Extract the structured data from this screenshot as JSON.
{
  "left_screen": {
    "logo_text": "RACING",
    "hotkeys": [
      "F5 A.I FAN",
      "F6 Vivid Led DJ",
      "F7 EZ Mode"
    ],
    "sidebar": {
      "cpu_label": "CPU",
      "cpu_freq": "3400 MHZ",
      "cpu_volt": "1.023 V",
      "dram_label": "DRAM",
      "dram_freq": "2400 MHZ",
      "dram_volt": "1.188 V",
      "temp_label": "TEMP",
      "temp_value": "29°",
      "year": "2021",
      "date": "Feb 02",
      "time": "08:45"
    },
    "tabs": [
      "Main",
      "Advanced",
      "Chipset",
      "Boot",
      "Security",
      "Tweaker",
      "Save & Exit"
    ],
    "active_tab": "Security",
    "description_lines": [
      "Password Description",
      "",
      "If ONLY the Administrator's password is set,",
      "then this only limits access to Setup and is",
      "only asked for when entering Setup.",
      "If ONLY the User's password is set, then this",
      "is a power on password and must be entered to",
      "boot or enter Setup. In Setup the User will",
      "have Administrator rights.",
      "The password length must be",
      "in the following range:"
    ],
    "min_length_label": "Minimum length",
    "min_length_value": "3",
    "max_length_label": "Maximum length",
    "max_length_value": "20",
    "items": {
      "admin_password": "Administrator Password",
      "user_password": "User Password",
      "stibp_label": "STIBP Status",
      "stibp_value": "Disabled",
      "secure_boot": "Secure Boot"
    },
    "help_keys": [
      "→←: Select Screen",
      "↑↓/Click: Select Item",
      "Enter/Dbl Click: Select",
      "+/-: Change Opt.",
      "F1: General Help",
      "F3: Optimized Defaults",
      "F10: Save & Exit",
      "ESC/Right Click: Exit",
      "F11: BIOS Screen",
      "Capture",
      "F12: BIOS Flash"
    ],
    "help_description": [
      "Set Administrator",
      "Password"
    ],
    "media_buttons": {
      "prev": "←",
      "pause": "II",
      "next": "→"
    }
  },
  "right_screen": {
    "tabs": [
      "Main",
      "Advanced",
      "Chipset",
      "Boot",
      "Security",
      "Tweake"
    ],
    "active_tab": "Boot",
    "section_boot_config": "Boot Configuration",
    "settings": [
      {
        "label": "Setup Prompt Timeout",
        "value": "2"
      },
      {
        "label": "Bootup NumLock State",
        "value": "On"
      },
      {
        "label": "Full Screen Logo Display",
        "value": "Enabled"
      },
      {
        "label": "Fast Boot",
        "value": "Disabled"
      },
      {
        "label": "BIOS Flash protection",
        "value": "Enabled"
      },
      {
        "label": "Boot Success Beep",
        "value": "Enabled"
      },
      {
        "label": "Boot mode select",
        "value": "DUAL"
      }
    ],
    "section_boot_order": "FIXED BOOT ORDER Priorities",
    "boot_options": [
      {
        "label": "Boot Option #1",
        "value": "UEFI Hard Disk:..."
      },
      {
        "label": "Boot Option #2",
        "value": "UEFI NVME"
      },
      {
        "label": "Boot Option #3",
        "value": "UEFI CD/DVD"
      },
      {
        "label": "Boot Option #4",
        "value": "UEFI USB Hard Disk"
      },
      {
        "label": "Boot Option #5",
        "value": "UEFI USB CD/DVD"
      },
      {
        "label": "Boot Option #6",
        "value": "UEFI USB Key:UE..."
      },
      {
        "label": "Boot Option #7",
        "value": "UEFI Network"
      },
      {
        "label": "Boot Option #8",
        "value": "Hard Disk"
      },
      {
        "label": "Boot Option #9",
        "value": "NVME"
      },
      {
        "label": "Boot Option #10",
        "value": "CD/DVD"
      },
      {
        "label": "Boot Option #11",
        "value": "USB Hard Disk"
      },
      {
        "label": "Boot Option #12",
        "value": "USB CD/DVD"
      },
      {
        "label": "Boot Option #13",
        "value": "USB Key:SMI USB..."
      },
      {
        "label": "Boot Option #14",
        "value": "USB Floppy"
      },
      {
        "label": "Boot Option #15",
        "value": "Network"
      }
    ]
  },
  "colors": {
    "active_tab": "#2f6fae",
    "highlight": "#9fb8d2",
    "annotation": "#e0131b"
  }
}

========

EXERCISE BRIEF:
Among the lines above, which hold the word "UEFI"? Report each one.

OUTPUT OF THE TASK:
        "value": "UEFI Hard Disk:..."
        "value": "UEFI NVME"
        "value": "UEFI CD/DVD"
        "value": "UEFI USB Hard Disk"
        "value": "UEFI USB CD/DVD"
        "value": "UEFI USB Key:UE..."
        "value": "UEFI Network"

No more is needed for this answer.